Mark Cuban Gets Facebook; Most Others Don't

NEW YORK ( TheStreet) -- On Tuesday, Dallas Mavericks owner Mark Cuban injected sanity into the increasingly absurd Facebook ( FB) conversation. He referred to New York Times writer Andrew Sorkin's contention that CFO David Ebersman deserves all of the blame for the company's IPO swoon as "just ridiculous."

At his blog, Cuban beat back the type of inanity Sorkin feels the need to keep alive:
Facebook was able to raise about 10 BILLION DOLLARS in this IPO. The CFO's job is not to manage shareholder portfolios. His job is to help Facebook succeed. I don't know about you, but putting 10 BILLION DOLLARS in the bank in my opinion is one way to help them succeed.

Cuban blamed individual investors and, where applicable, stockbrokers for Facebook-related losses. He didn't externalize; not even over his own FB losses.

As Cuban explained, Facebook acted in its own self-interest. In the S-1 filings many prospective investors disregarded, Mark Zuckerberg made it perfectly clear. His company manages the user experience, not the stock price. Why would anybody expect Facebook to make an exception during the most important stage of the IPO process?
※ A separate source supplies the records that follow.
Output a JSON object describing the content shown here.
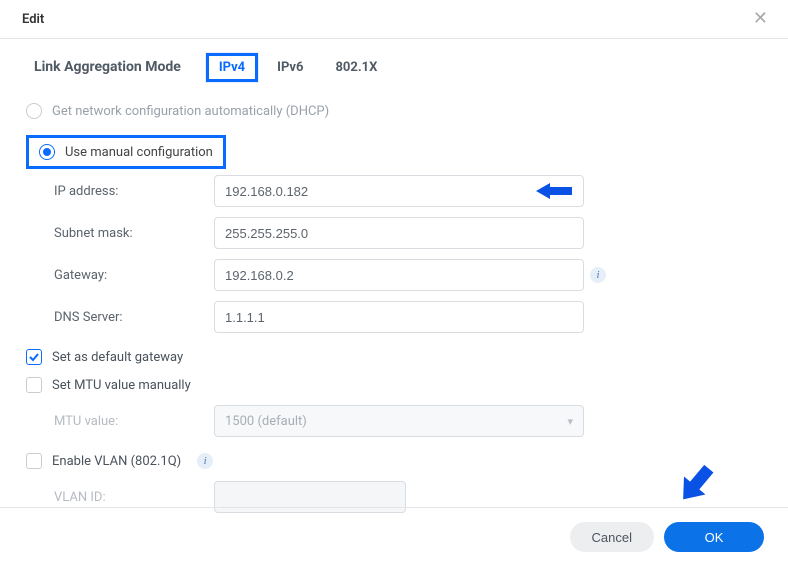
{
  "dialog": {
    "title": "Edit"
  },
  "tabs": {
    "link_aggregation": "Link Aggregation Mode",
    "ipv4": "IPv4",
    "ipv6": "IPv6",
    "dot1x": "802.1X"
  },
  "radios": {
    "dhcp": "Get network configuration automatically (DHCP)",
    "manual": "Use manual configuration"
  },
  "fields": {
    "ip_label": "IP address:",
    "ip_value": "192.168.0.182",
    "subnet_label": "Subnet mask:",
    "subnet_value": "255.255.255.0",
    "gateway_label": "Gateway:",
    "gateway_value": "192.168.0.2",
    "dns_label": "DNS Server:",
    "dns_value": "1.1.1.1",
    "mtu_label": "MTU value:",
    "mtu_value": "1500 (default)",
    "vlan_label": "VLAN ID:",
    "vlan_value": ""
  },
  "checks": {
    "default_gw": "Set as default gateway",
    "mtu_manual": "Set MTU value manually",
    "enable_vlan": "Enable VLAN (802.1Q)"
  },
  "footer": {
    "cancel": "Cancel",
    "ok": "OK"
  }
}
Despite my contention that Twitter will live and Facebook will die, I'm with Cuban. Scroll my article history. I have been for months.

Like Sorkin, TheStreet's Eric Jackson misses the mark in his response to Cuban's comments.

Jackson claims Facebook will have difficulty executing a secondary offering.

That's a premature analysis. Should the company's outlook improve over the next six to 12 months, it will face little trouble fund raising. That said, Facebook likely never intended or will need to go to the street for cash.

Facebook maxed out its IPO. It loaded its coffers. Now, it hunkers down and resumes a hyperfocus on the business. It has no time for shareholder whims. Today, they want an explanation, tomorrow they'll ask for a dividend.

Facebook must act somewhat hostile toward shareholders because, no matter how they explain it, most investors do not understand the DNA of a perpetual startup. Impatient shareholders generally do little more than erode the culture and shorten the life of a perpetual startup.

Jackson calls Zuckerberg, Ebersman and early Facebook investor Peter Thiel "short-sighted."

Again ... read the S-1. Zuck exudes nothing but long-term thinking. Jackson admits as much, but then labels the IPO cash grab a short-term move. Which is it?

As for Peter Thiel, he has been in Facebook since 2004.

If visioning the future like a rock star and turning a $500,000 investment into billions over the course of eight long years is short-sighted, I wish I was born with that flaw. The same goes for the "short-sightedness" of Zuckerberg, who created what we now take for granted as "social networking."

We now know that Zuckerberg doesn't plan on selling FB shares for at least a year.

It's easy to hammer Zuckerberg and Thiel -- people who took a chance and committed to Facebook well before it was a small success, let alone a worldwide phenomenon. It's also foolish.

Stepping away from Sorkin and Jackson and speaking more generally, where were the critics in 2004? They certainly were not predicting Facebook's eventual dominance. And I doubt they were accumulating shares of stocks such as Apple ( AAPL) and Amazon.com ( AMZN).

If these Johnny-come-lately investors couldn't see the future then, why should we listen to them when they rant about the present and question the future in 2012?

At the time of publication, the author was long FB.

This article is commentary by an independent contributor, separate from TheStreet's regular news coverage.
Rocco Pendola is a private investor with nearly 20 years experience in various forms of media, ranging from radio to print. His work has appeared in academic journals as well as dozens of online and offline publications. He uses his broad experience to help inform his coverage of the stock market, primarily in the technology, Internet and new media spaces. He has taken a long-term approach to investing, focusing on dividend-paying stocks, since he opened his first account as a teenager. Pendola, 37, is based in Santa Monica, Calif., where he lives with his wife and child.